• Records to process:
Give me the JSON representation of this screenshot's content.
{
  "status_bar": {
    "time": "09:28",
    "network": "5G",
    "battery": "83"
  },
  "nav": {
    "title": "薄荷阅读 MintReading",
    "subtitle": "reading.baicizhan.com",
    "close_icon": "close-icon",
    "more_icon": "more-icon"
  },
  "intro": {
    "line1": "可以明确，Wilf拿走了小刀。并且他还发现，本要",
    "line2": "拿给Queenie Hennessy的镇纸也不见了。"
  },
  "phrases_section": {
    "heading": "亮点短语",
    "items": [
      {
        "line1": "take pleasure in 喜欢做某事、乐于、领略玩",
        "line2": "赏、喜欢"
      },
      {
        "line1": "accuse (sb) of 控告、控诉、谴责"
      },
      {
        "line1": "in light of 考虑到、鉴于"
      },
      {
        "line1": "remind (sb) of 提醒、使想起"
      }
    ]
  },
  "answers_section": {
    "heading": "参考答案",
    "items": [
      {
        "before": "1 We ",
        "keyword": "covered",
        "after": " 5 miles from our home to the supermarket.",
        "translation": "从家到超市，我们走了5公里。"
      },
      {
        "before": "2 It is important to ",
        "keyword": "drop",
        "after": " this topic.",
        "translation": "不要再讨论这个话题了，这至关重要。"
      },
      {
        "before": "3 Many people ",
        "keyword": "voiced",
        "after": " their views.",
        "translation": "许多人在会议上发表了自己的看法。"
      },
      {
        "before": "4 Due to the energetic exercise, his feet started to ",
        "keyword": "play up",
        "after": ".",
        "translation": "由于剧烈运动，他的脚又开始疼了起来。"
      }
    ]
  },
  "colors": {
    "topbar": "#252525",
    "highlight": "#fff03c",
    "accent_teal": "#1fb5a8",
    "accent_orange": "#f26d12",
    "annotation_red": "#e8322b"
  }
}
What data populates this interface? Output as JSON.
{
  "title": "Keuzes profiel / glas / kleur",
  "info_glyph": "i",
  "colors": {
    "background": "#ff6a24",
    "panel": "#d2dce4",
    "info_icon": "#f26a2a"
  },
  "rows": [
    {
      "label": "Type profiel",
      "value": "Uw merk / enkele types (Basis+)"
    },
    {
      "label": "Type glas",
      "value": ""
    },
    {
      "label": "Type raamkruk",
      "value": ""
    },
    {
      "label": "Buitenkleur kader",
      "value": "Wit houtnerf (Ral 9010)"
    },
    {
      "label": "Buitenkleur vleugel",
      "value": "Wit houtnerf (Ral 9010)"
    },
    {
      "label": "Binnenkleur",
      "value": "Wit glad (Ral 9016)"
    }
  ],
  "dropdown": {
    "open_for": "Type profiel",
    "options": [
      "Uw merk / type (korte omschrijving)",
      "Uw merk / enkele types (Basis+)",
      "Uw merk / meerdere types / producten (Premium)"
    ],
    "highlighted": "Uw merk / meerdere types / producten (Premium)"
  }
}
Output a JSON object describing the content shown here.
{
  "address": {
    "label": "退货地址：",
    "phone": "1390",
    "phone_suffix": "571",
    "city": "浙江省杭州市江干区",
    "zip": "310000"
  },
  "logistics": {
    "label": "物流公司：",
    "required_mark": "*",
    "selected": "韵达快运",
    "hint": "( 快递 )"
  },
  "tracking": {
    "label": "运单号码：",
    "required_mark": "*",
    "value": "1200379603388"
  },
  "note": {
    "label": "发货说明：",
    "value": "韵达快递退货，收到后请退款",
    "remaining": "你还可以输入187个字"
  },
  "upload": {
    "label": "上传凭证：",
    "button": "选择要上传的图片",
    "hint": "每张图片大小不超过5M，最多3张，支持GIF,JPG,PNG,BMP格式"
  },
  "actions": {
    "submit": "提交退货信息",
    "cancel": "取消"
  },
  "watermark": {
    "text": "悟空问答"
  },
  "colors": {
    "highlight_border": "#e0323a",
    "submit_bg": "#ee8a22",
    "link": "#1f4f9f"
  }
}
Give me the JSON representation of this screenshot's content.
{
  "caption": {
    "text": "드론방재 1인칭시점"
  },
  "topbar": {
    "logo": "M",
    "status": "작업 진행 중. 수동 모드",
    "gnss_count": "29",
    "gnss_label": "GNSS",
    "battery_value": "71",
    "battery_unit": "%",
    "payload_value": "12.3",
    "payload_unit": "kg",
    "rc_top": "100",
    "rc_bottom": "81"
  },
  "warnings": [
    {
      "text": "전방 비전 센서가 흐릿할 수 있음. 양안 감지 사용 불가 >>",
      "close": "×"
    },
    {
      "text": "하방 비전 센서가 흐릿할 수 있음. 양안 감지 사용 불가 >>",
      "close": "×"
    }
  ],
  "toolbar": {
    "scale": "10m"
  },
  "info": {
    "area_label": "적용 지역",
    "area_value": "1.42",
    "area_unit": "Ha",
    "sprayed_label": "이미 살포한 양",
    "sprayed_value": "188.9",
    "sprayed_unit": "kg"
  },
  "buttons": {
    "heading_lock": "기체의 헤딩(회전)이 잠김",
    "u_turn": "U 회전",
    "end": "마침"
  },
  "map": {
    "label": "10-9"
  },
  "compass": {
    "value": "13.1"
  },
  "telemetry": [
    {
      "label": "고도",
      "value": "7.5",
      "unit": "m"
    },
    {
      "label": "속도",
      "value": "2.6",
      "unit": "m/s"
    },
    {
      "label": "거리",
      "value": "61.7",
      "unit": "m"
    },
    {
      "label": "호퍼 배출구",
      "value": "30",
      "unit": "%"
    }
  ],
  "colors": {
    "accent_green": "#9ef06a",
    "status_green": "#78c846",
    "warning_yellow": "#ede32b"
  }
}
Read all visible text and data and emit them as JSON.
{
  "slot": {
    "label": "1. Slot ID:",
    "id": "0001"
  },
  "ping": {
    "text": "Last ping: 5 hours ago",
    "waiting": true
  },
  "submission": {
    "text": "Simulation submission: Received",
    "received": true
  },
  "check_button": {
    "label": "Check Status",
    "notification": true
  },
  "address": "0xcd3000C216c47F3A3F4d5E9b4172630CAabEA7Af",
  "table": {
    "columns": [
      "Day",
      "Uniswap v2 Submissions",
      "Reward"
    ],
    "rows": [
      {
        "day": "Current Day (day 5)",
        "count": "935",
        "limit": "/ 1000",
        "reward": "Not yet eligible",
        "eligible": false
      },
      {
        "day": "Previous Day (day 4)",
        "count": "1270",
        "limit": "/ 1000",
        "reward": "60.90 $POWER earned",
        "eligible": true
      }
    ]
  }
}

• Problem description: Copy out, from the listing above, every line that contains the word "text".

• Response area:
    "text": "悟空问答"
    "text": "드론방재 1인칭시점"
      "text": "전방 비전 센서가 흐릿할 수 있음. 양안 감지 사용 불가 >>",
      "text": "하방 비전 센서가 흐릿할 수 있음. 양안 감지 사용 불가 >>",
Read all visible text and data and emit them as JSON.
    "text": "Last ping: 5 hours ago",
    "text": "Simulation submission: Received",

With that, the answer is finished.